U.S. Classification382/159, 382/103
International ClassificationG06K9/00
Cooperative ClassificationG06K9/4647, G06K9/00369, G06K9/4614
European ClassificationG06K9/46A1H, G06K9/46B1, G06K9/00H1
Legal Events
DateCodeEventDescription
Jun 20, 2006ASAssignment
Owner name: MITSUBISHI ELECTRIC RESEARCH LABORATORIES, INC., M
Free format text: ASSIGNMENT OF ASSIGNORS INTEREST;ASSIGNOR:ZHU, QIANG;REEL/FRAME:017827/0077

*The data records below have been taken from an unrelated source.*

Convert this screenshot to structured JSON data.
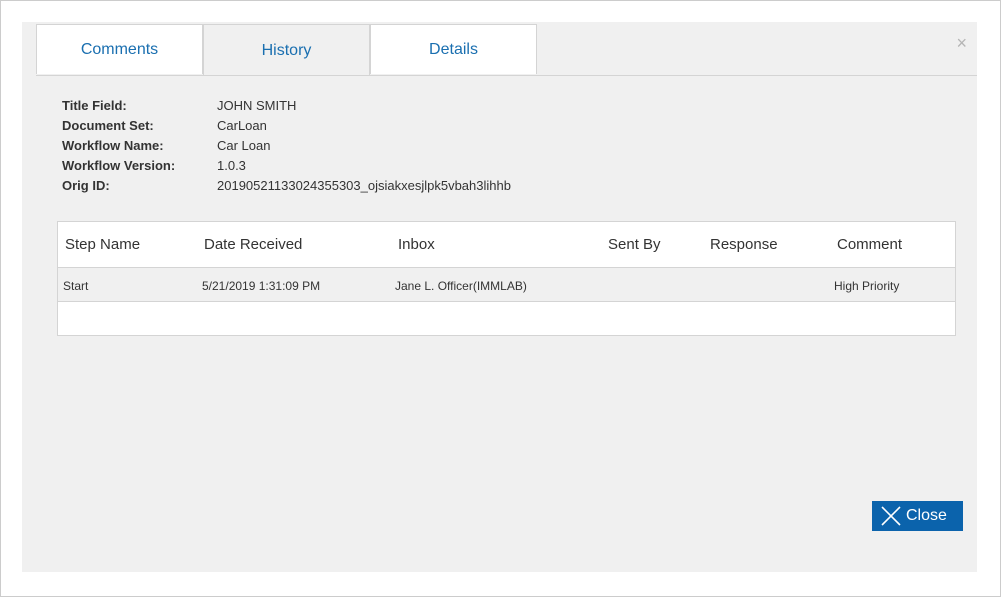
{
  "tabs": [
    {
      "label": "Comments"
    },
    {
      "label": "History"
    },
    {
      "label": "Details"
    }
  ],
  "dialog": {
    "close_symbol": "×",
    "close_button_label": "Close"
  },
  "info": [
    {
      "label": "Title Field:",
      "value": "JOHN SMITH"
    },
    {
      "label": "Document Set:",
      "value": "CarLoan"
    },
    {
      "label": "Workflow Name:",
      "value": "Car Loan"
    },
    {
      "label": "Workflow Version:",
      "value": "1.0.3"
    },
    {
      "label": "Orig ID:",
      "value": "20190521133024355303_ojsiakxesjlpk5vbah3lihhb"
    }
  ],
  "history": {
    "columns": [
      "Step Name",
      "Date Received",
      "Inbox",
      "Sent By",
      "Response",
      "Comment"
    ],
    "rows": [
      {
        "step_name": "Start",
        "date_received": "5/21/2019 1:31:09 PM",
        "inbox": "Jane L. Officer(IMMLAB)",
        "sent_by": "",
        "response": "",
        "comment": "High Priority"
      }
    ]
  },
  "colors": {
    "accent": "#0b63ac",
    "tab_text": "#1a6fb0",
    "dialog_bg": "#f0f0f0"
  },
  "icons": {
    "dialog_close": "close-icon",
    "button_close": "x-icon"
  }
}
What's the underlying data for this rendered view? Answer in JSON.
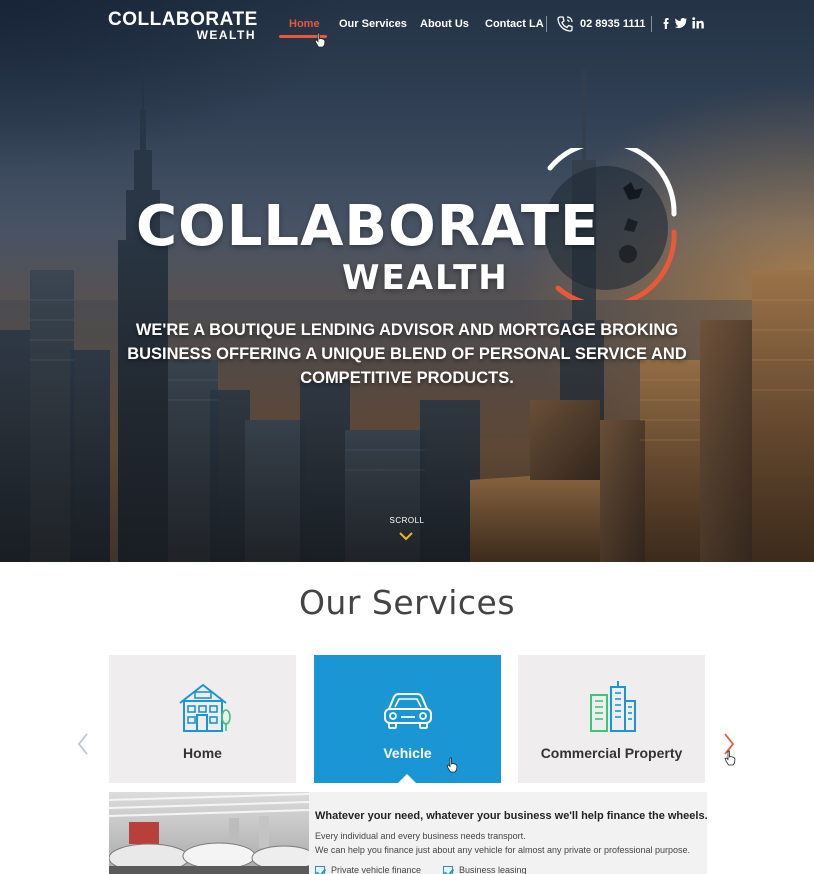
{
  "brand": {
    "logo_line1": "COLLABORATE",
    "logo_line2": "WEALTH",
    "accent_color": "#e8583a",
    "blue_color": "#1b96d4"
  },
  "nav": {
    "items": [
      {
        "label": "Home",
        "active": true
      },
      {
        "label": "Our Services",
        "active": false
      },
      {
        "label": "About Us",
        "active": false
      },
      {
        "label": "Contact LA",
        "active": false
      }
    ],
    "phone": "02 8935 1111",
    "phone_icon": "phone-icon",
    "social": [
      "facebook-icon",
      "twitter-icon",
      "linkedin-icon"
    ]
  },
  "hero": {
    "title_line1": "COLLABORATE",
    "title_line2": "WEALTH",
    "tagline": "WE'RE A BOUTIQUE LENDING ADVISOR AND MORTGAGE BROKING BUSINESS OFFERING A UNIQUE BLEND OF PERSONAL SERVICE AND COMPETITIVE PRODUCTS.",
    "scroll_label": "SCROLL"
  },
  "services": {
    "title": "Our Services",
    "cards": [
      {
        "label": "Home",
        "icon": "house-icon",
        "active": false
      },
      {
        "label": "Vehicle",
        "icon": "car-icon",
        "active": true
      },
      {
        "label": "Commercial Property",
        "icon": "office-buildings-icon",
        "active": false
      }
    ],
    "detail": {
      "heading": "Whatever your need, whatever your business we'll help finance the wheels.",
      "line1": "Every individual and every business needs transport.",
      "line2": "We can help you finance just about any vehicle for almost any private or professional purpose.",
      "checks": [
        "Private vehicle finance",
        "Business leasing"
      ]
    }
  }
}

Effective date: 20060614
Apr 11, 2006ASAssignment
Owner name: MITSUBISHI ELECTRIC RESEARCH LABORATORIES, INC., M
Free format text: ASSIGNMENT OF ASSIGNORS INTEREST;ASSIGNOR:AVIDAN, SHMUEL;REEL/FRAME:017777/0837
Effective date: 20060411